The task =
In the listing below, pick out lines with "source".

Data supplied =
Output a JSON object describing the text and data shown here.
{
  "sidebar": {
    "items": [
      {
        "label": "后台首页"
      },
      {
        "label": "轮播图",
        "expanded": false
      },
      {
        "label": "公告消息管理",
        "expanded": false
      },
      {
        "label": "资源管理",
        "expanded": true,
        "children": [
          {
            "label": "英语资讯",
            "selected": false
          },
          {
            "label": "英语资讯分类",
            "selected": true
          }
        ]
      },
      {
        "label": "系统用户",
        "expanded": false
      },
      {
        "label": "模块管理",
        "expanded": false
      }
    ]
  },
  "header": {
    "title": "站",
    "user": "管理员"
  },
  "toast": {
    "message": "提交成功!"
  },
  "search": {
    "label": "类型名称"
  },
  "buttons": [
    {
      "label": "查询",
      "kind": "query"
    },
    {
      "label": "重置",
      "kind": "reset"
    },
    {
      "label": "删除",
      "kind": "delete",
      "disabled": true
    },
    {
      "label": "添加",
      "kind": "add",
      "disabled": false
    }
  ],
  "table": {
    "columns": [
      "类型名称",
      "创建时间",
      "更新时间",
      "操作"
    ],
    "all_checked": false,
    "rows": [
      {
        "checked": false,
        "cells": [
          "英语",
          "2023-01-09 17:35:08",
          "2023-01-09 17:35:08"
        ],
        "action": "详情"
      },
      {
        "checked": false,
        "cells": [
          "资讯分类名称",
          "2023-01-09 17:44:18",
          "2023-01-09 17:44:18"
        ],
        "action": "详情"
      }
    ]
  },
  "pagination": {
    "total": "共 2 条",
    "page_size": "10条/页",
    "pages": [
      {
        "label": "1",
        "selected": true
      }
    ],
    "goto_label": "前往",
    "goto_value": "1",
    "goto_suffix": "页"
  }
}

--

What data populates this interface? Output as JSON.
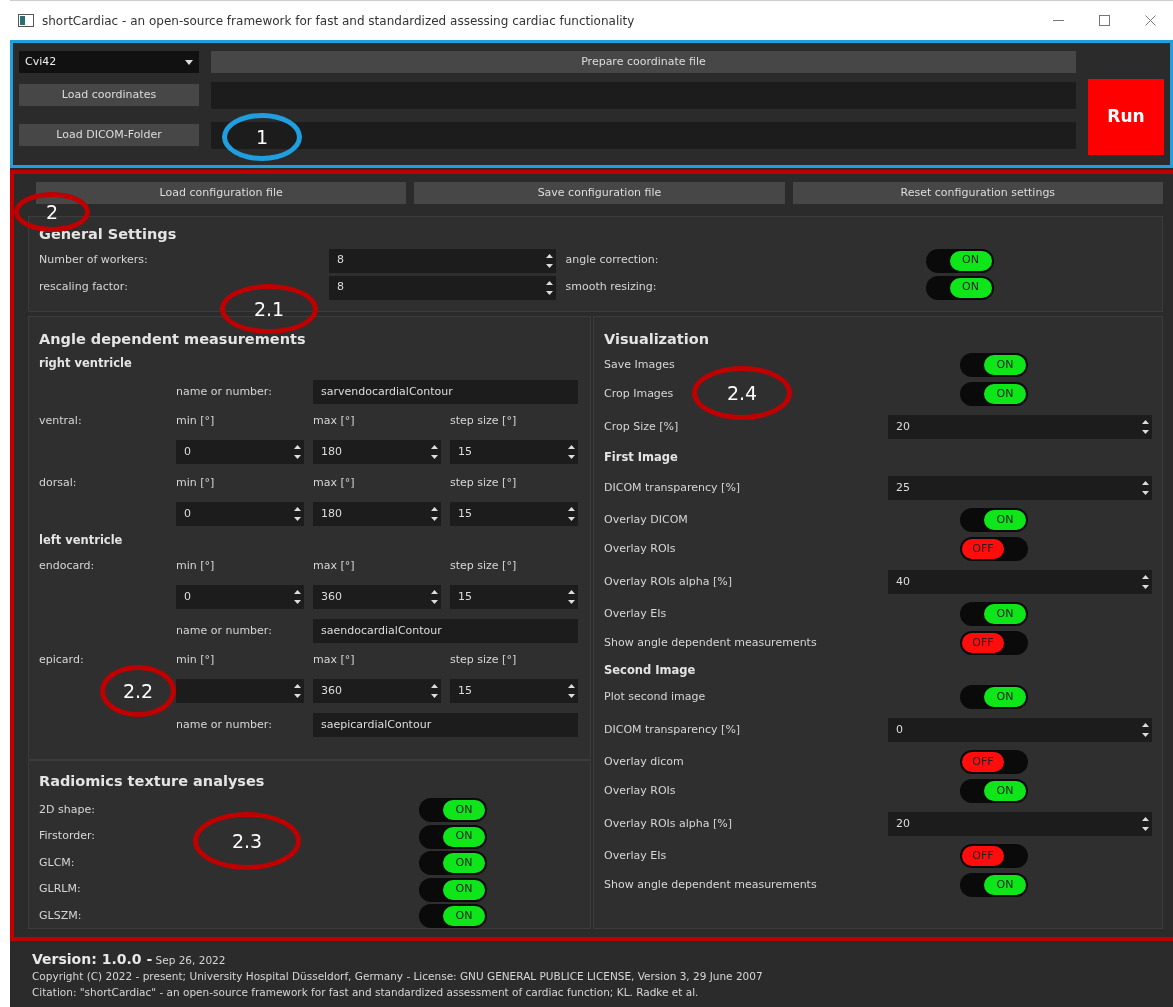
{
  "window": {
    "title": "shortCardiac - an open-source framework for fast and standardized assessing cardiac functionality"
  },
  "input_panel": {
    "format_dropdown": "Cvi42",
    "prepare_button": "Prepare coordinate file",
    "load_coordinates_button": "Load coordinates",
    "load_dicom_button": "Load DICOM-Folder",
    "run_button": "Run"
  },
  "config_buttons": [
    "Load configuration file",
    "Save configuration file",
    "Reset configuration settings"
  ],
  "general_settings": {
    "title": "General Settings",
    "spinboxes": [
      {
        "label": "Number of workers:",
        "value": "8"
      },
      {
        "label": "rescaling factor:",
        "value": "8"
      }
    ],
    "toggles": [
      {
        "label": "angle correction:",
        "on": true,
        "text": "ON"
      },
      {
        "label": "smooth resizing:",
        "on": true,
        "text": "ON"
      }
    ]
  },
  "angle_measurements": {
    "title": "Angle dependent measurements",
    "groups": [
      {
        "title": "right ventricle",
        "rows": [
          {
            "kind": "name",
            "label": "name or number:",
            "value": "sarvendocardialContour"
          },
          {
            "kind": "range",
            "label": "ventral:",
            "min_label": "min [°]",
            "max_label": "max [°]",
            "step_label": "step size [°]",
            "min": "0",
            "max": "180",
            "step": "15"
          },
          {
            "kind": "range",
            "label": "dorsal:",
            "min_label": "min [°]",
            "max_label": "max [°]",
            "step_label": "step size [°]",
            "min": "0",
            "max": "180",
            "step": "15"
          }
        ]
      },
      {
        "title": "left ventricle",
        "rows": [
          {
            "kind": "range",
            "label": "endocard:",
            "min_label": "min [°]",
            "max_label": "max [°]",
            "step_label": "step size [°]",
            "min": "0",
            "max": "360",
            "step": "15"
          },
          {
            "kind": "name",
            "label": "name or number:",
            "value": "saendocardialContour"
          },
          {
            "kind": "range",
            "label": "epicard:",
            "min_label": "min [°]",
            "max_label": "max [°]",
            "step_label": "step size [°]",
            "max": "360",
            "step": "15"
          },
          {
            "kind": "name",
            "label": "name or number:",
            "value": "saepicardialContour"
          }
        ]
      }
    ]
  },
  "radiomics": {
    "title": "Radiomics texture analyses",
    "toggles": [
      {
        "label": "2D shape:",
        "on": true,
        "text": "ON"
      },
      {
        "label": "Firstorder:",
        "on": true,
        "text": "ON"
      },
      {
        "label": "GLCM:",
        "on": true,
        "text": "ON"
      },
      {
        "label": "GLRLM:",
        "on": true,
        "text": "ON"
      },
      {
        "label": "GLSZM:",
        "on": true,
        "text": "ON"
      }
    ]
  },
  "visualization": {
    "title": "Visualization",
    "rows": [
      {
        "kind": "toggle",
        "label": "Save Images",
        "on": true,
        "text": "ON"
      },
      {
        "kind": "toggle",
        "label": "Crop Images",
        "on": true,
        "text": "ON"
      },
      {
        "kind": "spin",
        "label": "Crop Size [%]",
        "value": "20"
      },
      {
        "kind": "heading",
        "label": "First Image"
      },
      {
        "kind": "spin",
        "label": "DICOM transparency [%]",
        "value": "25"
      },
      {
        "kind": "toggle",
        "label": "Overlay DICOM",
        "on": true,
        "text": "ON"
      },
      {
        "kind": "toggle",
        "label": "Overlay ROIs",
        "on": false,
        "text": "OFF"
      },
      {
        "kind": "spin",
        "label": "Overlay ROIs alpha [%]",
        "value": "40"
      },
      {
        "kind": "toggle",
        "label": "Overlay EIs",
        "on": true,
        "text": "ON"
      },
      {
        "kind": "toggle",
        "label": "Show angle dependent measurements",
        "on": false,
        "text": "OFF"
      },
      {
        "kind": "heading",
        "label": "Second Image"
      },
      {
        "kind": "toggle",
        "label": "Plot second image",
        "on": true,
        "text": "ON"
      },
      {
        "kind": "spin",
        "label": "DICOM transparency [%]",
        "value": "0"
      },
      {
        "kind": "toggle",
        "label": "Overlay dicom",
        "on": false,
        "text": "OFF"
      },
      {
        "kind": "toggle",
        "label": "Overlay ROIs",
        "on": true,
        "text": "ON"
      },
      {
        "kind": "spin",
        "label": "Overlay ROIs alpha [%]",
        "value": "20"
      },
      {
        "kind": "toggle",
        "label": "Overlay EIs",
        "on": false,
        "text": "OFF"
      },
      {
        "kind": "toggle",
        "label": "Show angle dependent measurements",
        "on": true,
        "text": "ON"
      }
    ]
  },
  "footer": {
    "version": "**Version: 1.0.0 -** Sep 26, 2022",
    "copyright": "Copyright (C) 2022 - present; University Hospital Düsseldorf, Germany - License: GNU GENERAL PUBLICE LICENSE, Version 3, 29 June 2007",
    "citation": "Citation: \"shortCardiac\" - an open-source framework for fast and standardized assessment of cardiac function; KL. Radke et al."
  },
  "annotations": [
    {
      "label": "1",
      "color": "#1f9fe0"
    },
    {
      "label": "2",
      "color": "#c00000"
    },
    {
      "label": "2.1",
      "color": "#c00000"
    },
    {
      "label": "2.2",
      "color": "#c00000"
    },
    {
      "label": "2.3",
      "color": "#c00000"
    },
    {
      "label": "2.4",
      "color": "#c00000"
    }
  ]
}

Output for this exercise =
    "title": "shortCardiac - an open-source framework for fast and standardized assessing cardiac functionality"
    "citation": "Citation: \"shortCardiac\" - an open-source framework for fast and standardized assessment of cardiac function; KL. Radke et al."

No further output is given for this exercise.